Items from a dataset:
***

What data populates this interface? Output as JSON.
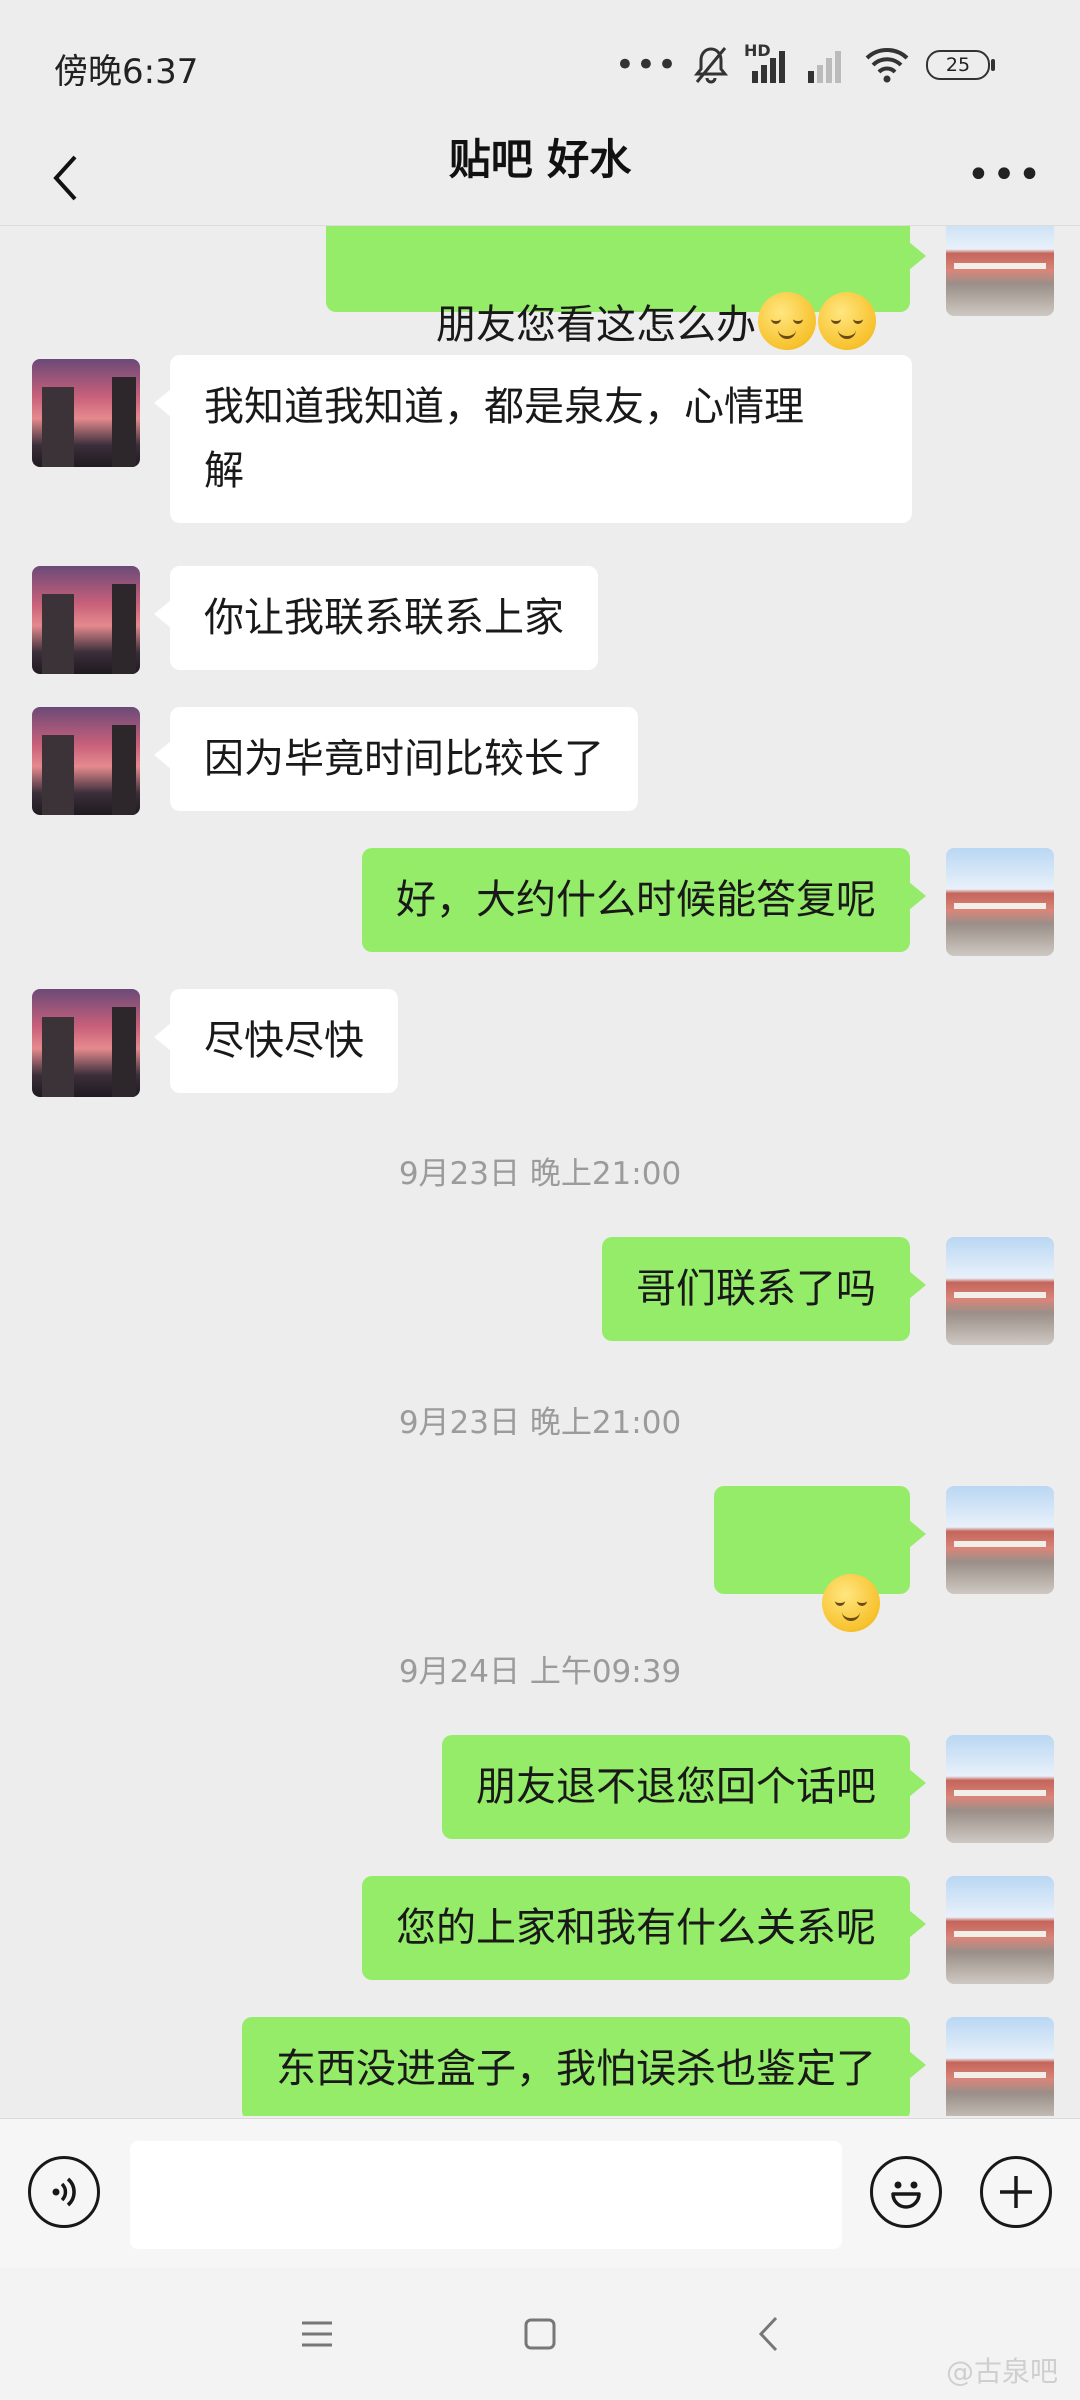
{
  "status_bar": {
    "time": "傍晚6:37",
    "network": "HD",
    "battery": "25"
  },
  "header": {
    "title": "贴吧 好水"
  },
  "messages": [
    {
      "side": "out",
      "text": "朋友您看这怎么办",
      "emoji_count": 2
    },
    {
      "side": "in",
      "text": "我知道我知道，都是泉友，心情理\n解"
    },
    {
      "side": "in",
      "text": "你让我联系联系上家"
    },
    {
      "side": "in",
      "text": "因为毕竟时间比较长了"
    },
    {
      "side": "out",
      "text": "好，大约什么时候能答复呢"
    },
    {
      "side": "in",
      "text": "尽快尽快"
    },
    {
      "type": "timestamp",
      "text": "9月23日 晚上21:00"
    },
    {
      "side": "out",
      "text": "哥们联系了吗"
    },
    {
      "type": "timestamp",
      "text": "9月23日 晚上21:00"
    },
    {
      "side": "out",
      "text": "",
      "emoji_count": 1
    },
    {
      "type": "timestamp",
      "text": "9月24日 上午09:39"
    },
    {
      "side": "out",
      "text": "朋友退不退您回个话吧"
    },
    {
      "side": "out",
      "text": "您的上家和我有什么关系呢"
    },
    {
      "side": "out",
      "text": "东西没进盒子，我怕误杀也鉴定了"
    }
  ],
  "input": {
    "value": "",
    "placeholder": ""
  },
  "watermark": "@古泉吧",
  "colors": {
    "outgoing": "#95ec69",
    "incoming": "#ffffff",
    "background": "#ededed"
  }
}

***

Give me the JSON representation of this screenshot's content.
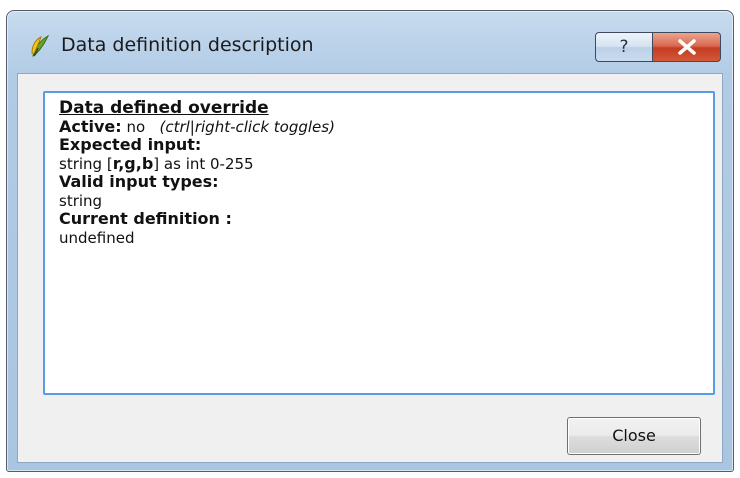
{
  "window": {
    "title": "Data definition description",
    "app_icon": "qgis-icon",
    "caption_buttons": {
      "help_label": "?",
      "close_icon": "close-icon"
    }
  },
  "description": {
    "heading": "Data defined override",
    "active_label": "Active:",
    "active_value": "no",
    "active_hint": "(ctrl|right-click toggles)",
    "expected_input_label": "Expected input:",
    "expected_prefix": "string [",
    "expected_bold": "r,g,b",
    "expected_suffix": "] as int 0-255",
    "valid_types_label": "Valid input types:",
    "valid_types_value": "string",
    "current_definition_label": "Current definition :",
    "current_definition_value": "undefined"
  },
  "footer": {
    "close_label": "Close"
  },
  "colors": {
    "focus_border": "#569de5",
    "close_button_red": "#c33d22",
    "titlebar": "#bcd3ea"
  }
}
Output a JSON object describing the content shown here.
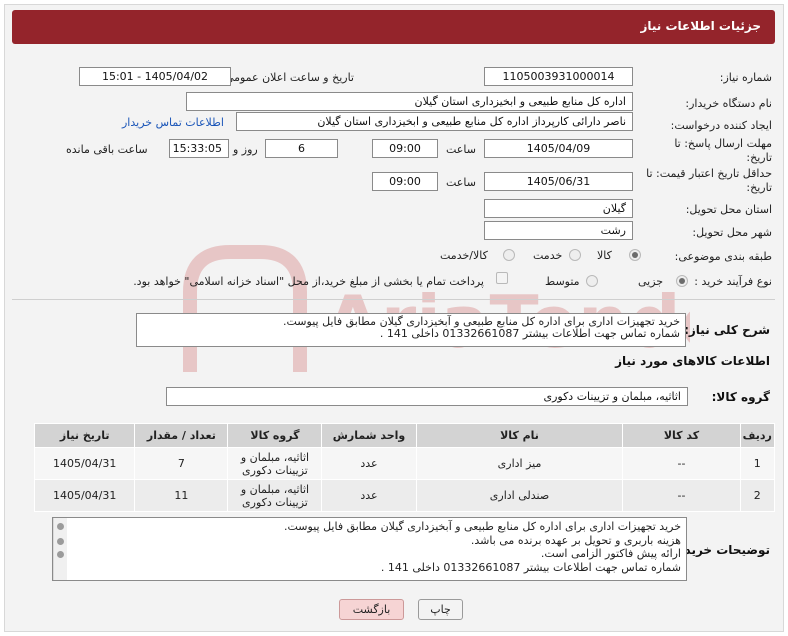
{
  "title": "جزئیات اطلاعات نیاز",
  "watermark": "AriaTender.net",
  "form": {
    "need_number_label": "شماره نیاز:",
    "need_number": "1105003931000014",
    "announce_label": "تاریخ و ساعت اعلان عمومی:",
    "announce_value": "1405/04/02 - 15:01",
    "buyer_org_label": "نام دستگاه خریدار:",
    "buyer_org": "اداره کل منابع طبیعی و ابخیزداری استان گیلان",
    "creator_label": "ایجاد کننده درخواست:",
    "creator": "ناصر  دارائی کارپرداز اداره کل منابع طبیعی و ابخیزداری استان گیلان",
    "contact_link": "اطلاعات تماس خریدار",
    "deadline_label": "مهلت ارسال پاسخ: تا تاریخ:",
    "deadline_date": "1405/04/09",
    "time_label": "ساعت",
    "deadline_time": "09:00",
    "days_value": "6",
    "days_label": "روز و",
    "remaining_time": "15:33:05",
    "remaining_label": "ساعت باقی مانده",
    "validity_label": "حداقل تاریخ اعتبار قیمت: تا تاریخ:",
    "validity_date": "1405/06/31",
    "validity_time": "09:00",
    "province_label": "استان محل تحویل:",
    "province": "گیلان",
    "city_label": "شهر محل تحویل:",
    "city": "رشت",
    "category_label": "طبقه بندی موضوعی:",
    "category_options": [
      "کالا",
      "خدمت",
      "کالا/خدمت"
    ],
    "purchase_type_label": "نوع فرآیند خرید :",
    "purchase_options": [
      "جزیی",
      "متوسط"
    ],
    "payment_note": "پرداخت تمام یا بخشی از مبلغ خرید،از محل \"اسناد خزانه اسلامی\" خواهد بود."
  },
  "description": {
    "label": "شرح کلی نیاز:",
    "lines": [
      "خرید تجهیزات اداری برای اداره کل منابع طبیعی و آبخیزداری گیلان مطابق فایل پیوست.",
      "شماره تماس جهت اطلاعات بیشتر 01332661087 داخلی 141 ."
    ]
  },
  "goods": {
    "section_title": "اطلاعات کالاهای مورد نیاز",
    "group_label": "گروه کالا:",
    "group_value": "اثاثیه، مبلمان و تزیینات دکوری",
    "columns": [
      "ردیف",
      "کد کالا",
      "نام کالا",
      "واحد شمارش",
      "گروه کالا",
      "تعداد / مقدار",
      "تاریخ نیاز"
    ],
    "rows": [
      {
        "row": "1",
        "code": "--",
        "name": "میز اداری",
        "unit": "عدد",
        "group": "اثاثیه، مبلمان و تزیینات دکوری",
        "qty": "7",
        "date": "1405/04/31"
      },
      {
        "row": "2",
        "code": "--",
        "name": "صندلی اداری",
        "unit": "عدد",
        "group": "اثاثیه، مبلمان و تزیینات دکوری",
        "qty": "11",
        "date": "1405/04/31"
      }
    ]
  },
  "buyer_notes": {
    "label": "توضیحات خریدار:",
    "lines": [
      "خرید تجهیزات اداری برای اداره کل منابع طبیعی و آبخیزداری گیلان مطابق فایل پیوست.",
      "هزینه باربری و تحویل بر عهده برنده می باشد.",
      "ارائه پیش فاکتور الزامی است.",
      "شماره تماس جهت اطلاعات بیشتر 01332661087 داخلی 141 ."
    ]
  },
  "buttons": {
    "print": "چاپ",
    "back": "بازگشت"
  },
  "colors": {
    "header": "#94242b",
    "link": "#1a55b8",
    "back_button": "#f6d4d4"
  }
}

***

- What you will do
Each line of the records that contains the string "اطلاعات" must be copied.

- Exercise answer
  "title": "جزئیات اطلاعات نیاز",
    "contact_link": "اطلاعات تماس خریدار",
      "شماره تماس جهت اطلاعات بیشتر 01332661087 داخلی 141 ."
    "section_title": "اطلاعات کالاهای مورد نیاز",
      "شماره تماس جهت اطلاعات بیشتر 01332661087 داخلی 141 ."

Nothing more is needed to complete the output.